I am not a fan of people “walking” their dogs while they are on a bicycle. I realize there are certain breeds that need a ton of exercise who might benefit from running alongside a bike and that there are safe ways to do it, but mostly what I see are dogs panting and struggling to keep up. They aren’t happy with this form of exercise. They can’t pee, sniff flowers, or look up at you for reassurance in any unforeseen situation that might arise. Also, it’s dangerous.
Yesterday brought me almost face to face with a culprit. I was making a left turn at a very busy intersection on my way to the gym when I noticed a woman on a bike with TWO dogs on a leash. One was a good sized pitbull mix and the other was a puppy that looked just like the bigger one. She wasn’t riding. She was on the sidewalk straddling her bike with her feet on the ground trying to get them to move forward. Both dogs looked very confused. What the fuck?
While I sat there at the stoplight watching her struggle to control both dogs, my thoughts immediately went south. Idiot. What the hell is wrong with that woman? But right after those thoughts I tried to give her the benefit of the doubt. Maybe she bit off more than she could chew. Maybe there’s a reason she needs to get somewhere with those dogs and she has no car. Maybe she needs help.

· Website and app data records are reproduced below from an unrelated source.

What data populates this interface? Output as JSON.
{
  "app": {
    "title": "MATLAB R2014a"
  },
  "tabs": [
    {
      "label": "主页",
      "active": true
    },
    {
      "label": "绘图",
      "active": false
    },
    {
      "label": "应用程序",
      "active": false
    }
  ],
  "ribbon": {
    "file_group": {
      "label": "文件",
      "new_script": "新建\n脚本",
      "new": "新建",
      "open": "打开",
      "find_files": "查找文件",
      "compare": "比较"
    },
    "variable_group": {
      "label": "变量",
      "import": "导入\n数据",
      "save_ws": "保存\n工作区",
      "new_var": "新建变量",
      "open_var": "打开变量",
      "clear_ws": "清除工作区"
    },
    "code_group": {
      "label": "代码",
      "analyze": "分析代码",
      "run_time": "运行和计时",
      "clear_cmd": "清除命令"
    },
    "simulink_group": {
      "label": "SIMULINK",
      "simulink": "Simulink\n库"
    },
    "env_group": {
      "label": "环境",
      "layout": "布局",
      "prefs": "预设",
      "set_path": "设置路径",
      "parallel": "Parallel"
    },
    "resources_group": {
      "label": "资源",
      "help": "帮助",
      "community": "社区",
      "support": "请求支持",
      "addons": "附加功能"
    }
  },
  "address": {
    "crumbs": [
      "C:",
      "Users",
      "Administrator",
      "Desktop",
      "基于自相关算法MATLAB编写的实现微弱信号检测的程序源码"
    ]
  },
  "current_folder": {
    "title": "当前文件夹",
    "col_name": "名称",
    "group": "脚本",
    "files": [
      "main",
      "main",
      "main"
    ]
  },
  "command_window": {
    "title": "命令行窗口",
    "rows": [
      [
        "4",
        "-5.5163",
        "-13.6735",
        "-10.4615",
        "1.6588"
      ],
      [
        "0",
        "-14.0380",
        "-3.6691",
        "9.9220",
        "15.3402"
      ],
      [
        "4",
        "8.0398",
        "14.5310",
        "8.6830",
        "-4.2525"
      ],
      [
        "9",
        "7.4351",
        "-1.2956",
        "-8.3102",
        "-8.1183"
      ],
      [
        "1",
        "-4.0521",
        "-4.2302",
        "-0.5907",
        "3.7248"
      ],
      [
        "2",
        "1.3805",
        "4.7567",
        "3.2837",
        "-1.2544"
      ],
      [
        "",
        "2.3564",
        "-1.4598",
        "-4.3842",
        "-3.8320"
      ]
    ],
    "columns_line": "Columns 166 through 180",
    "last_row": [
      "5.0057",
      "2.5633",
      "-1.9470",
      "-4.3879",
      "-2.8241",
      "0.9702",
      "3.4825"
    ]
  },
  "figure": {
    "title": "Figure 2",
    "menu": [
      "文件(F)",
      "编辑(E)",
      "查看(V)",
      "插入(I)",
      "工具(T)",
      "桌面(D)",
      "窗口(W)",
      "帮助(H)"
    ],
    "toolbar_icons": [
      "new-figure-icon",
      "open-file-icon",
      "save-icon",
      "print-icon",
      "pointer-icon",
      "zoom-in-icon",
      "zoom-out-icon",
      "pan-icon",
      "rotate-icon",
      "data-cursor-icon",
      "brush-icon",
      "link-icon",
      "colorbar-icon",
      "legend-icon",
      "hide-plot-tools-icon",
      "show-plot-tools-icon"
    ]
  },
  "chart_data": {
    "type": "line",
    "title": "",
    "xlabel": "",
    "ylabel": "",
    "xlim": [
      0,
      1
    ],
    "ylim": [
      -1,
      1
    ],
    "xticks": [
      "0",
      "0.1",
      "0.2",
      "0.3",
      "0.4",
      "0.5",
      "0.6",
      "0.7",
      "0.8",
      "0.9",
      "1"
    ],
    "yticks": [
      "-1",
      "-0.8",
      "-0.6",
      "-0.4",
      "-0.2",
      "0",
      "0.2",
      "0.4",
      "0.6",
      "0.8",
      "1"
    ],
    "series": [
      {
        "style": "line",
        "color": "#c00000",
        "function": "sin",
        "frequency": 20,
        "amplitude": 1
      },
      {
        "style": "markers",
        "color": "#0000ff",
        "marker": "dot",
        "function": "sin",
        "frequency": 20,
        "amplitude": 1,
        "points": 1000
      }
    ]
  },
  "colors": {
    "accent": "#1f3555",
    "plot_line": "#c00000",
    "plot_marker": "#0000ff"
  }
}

Given that I had 20 minutes before my spin class, I decided to see if she needed help. I have a bike rack on my car and I could drive them all home. Or wherever. I made the left turn and parked my car on the side of the road and waited to see if she was coming in my direction. She managed to cross the street and started toward me on the sidewalk on the opposite side of the street. It took her at least five minutes to get close enough to me. While I sat there waiting on this busy stretch of road, I watched a runner go by them, which prompted the big dog to lunge at the runner. It seemed more out of curiosity than an aggressive move, but it was further evidence that she had no control of the dog. The puppy seemed to be limping and walking in circles completely clueless as to what it was supposed to be doing.
When she was almost up to my car, I got out, crossed the street and started walking toward her. There were about two car lengths between us, but I saw the big dog alert to me so I stopped.
“Do you need help?” I called.
Her tone and body language were immediately defensive, “What?!” I asked again if she needed help.
She yelled, “No, I’m not hurt!” We were competing with noisy traffic.
I said, “No, do you need help with your dogs? Do you need a ride?” I gestured toward my car.
“I don’t need any help. I’m training the puppy to walk with me on the bike.”
I held my tongue, which was hard, but there was a big dog staring at me and I wasn’t confident that she could or would hold onto it after I pissed her off with my rant. I walked across the street to my car mumbling all those initial thoughts I had.